In a statement released last week, Kingston said it no longer receives revenue support funding from central government despite growing pressure on local services and inflation.

The statement reads: “overall, the council needs to save £22m in this financial year and is working hard to recover the current forecast overspend.

“Of the £22m savings, some are currently at risk of not being delivered and recovery plans are being put in place to bring it back into balance.

“These savings do not start to tackle the £11m deficit in the special educational needs and disability schools budget.”

Over the next four years, the council forecasts the demand for adult social care services will cost over £7m more than Kingston currently spends.

It estimates Kingston’s population has increased by 20,000 people since 2011 to 1179,600 this year.

The borough’s elderly population has risen to 24,300 this year, from 20,500 in 2011 and is expected to soar to 32,000 by 2030.

Councillor Liz Green, leader of Kingston council, said: “In May we inherited a budget gap of £22m this year, with around £10m of the proposed savings at risk of not being delivered.

"Since then, we have gone through a line by line review of the budget to determine the level of savings and income achievable this year and what can be done to manage the risk.

"There will be tough decisions over the coming months and as we prepare the 2019/20 budget, but we are determined to put Kingston council back on a financial even keel, whilst protecting our most vulnerable residents.”

The council reported a £3.9m forecast overspend for 2018/19 at its finance and contracts committee on October 4.

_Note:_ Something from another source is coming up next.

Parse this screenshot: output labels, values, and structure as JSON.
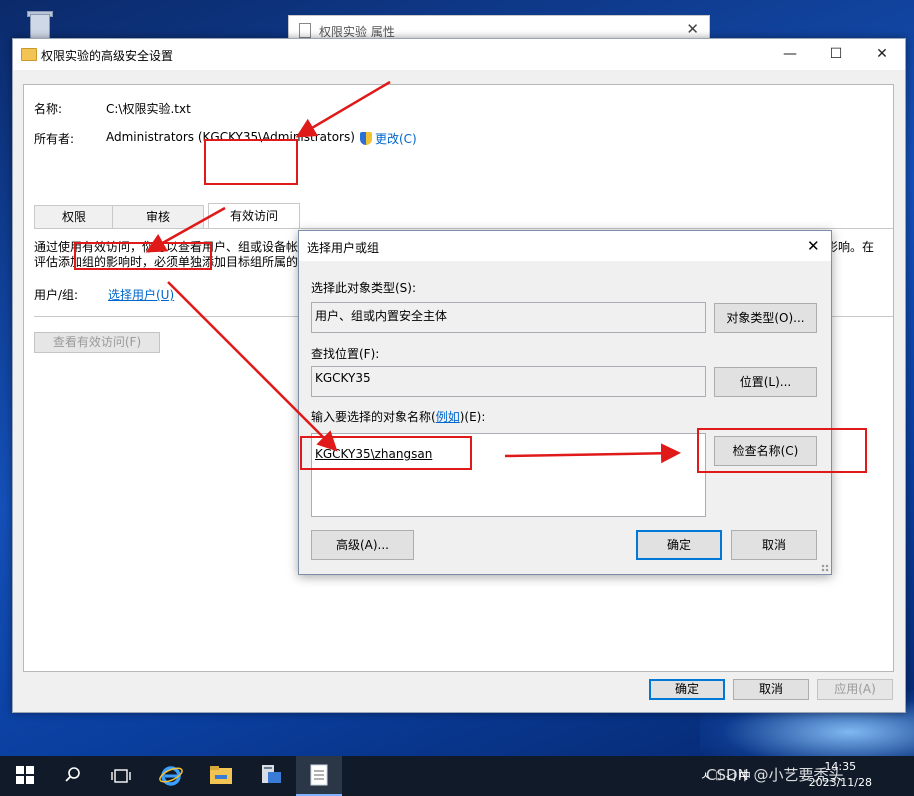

The council will outline its draft budget for 2019/20 on February 26, 2019.